Task goal: Each record below is to be retyped exactly, with its pictures omitted.

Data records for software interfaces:

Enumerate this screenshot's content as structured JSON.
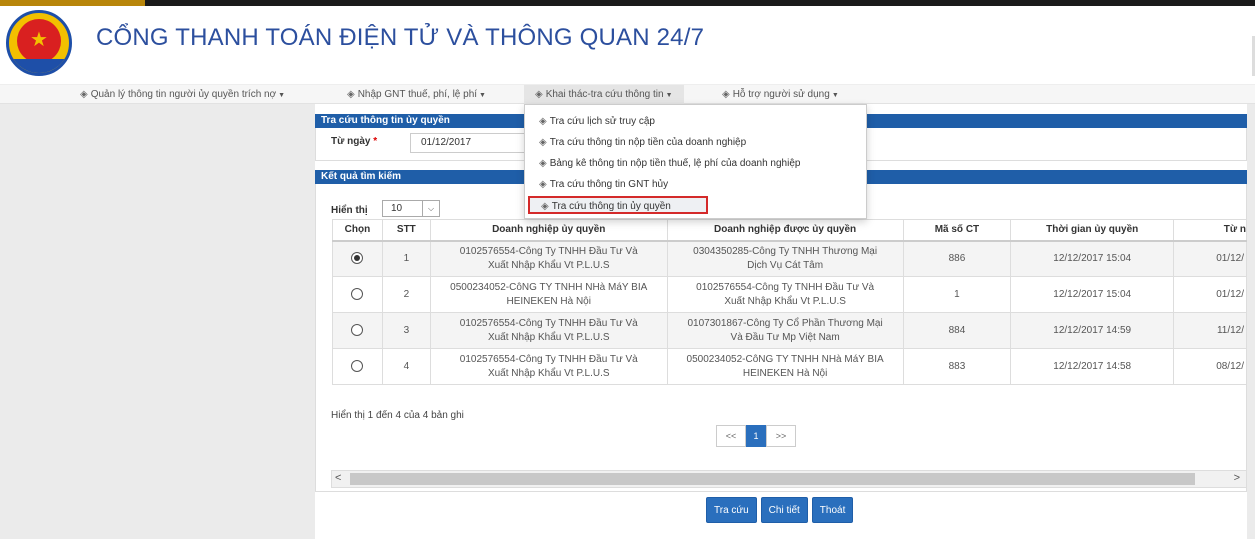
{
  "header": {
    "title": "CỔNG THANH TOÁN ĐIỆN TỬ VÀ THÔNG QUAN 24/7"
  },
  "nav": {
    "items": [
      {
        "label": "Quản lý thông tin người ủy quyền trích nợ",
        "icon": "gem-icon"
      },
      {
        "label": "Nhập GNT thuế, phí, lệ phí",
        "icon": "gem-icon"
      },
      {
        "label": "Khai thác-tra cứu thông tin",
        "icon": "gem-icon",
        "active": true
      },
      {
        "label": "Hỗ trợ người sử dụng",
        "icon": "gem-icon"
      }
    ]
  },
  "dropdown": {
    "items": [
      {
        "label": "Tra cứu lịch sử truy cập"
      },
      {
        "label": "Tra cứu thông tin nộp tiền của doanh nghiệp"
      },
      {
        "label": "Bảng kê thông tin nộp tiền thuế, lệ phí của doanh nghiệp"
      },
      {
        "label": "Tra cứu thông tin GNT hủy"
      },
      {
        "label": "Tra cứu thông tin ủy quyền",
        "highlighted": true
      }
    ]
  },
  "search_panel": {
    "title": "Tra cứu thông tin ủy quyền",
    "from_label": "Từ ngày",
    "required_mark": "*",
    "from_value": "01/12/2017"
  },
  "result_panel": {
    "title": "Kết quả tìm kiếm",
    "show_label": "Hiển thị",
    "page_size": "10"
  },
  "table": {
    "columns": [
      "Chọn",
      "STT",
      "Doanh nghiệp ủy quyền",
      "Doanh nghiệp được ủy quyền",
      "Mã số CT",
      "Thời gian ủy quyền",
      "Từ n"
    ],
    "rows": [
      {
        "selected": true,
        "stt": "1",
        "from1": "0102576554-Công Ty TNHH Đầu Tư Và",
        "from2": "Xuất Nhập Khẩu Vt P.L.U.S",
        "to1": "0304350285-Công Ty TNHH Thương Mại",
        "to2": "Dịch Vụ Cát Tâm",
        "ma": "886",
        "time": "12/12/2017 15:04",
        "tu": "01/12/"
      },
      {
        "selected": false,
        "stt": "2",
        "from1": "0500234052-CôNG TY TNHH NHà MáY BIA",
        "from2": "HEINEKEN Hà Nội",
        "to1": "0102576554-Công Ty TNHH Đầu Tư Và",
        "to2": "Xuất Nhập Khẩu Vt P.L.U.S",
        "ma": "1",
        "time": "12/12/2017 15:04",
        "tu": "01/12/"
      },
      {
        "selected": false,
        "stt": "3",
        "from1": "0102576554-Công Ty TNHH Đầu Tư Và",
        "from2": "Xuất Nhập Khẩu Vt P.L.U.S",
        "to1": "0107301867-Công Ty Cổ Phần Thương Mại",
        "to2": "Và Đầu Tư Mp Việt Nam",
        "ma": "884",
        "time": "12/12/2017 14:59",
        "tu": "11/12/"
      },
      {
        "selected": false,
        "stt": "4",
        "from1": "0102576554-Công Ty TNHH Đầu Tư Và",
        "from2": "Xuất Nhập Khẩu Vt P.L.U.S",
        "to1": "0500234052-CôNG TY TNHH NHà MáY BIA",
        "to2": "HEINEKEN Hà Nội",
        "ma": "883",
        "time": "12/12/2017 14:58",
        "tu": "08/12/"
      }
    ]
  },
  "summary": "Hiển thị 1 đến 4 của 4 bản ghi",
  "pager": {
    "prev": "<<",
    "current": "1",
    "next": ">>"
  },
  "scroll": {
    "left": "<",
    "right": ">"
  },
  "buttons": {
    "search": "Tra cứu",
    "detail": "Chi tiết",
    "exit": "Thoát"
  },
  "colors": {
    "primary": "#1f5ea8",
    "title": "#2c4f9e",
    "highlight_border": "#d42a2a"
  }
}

Output for this task:
Enumerate this screenshot's content as structured JSON.
{
  "header": {
    "title": "CỔNG THANH TOÁN ĐIỆN TỬ VÀ THÔNG QUAN 24/7"
  },
  "nav": {
    "items": [
      {
        "label": "Quản lý thông tin người ủy quyền trích nợ",
        "icon": "gem-icon"
      },
      {
        "label": "Nhập GNT thuế, phí, lệ phí",
        "icon": "gem-icon"
      },
      {
        "label": "Khai thác-tra cứu thông tin",
        "icon": "gem-icon",
        "active": true
      },
      {
        "label": "Hỗ trợ người sử dụng",
        "icon": "gem-icon"
      }
    ]
  },
  "dropdown": {
    "items": [
      {
        "label": "Tra cứu lịch sử truy cập"
      },
      {
        "label": "Tra cứu thông tin nộp tiền của doanh nghiệp"
      },
      {
        "label": "Bảng kê thông tin nộp tiền thuế, lệ phí của doanh nghiệp"
      },
      {
        "label": "Tra cứu thông tin GNT hủy"
      },
      {
        "label": "Tra cứu thông tin ủy quyền",
        "highlighted": true
      }
    ]
  },
  "search_panel": {
    "title": "Tra cứu thông tin ủy quyền",
    "from_label": "Từ ngày",
    "required_mark": "*",
    "from_value": "01/12/2017"
  },
  "result_panel": {
    "title": "Kết quả tìm kiếm",
    "show_label": "Hiển thị",
    "page_size": "10"
  },
  "table": {
    "columns": [
      "Chọn",
      "STT",
      "Doanh nghiệp ủy quyền",
      "Doanh nghiệp được ủy quyền",
      "Mã số CT",
      "Thời gian ủy quyền",
      "Từ n"
    ],
    "rows": [
      {
        "selected": true,
        "stt": "1",
        "from1": "0102576554-Công Ty TNHH Đầu Tư Và",
        "from2": "Xuất Nhập Khẩu Vt P.L.U.S",
        "to1": "0304350285-Công Ty TNHH Thương Mại",
        "to2": "Dịch Vụ Cát Tâm",
        "ma": "886",
        "time": "12/12/2017 15:04",
        "tu": "01/12/"
      },
      {
        "selected": false,
        "stt": "2",
        "from1": "0500234052-CôNG TY TNHH NHà MáY BIA",
        "from2": "HEINEKEN Hà Nội",
        "to1": "0102576554-Công Ty TNHH Đầu Tư Và",
        "to2": "Xuất Nhập Khẩu Vt P.L.U.S",
        "ma": "1",
        "time": "12/12/2017 15:04",
        "tu": "01/12/"
      },
      {
        "selected": false,
        "stt": "3",
        "from1": "0102576554-Công Ty TNHH Đầu Tư Và",
        "from2": "Xuất Nhập Khẩu Vt P.L.U.S",
        "to1": "0107301867-Công Ty Cổ Phần Thương Mại",
        "to2": "Và Đầu Tư Mp Việt Nam",
        "ma": "884",
        "time": "12/12/2017 14:59",
        "tu": "11/12/"
      },
      {
        "selected": false,
        "stt": "4",
        "from1": "0102576554-Công Ty TNHH Đầu Tư Và",
        "from2": "Xuất Nhập Khẩu Vt P.L.U.S",
        "to1": "0500234052-CôNG TY TNHH NHà MáY BIA",
        "to2": "HEINEKEN Hà Nội",
        "ma": "883",
        "time": "12/12/2017 14:58",
        "tu": "08/12/"
      }
    ]
  },
  "summary": "Hiển thị 1 đến 4 của 4 bản ghi",
  "pager": {
    "prev": "<<",
    "current": "1",
    "next": ">>"
  },
  "scroll": {
    "left": "<",
    "right": ">"
  },
  "buttons": {
    "search": "Tra cứu",
    "detail": "Chi tiết",
    "exit": "Thoát"
  },
  "colors": {
    "primary": "#1f5ea8",
    "title": "#2c4f9e",
    "highlight_border": "#d42a2a"
  }
}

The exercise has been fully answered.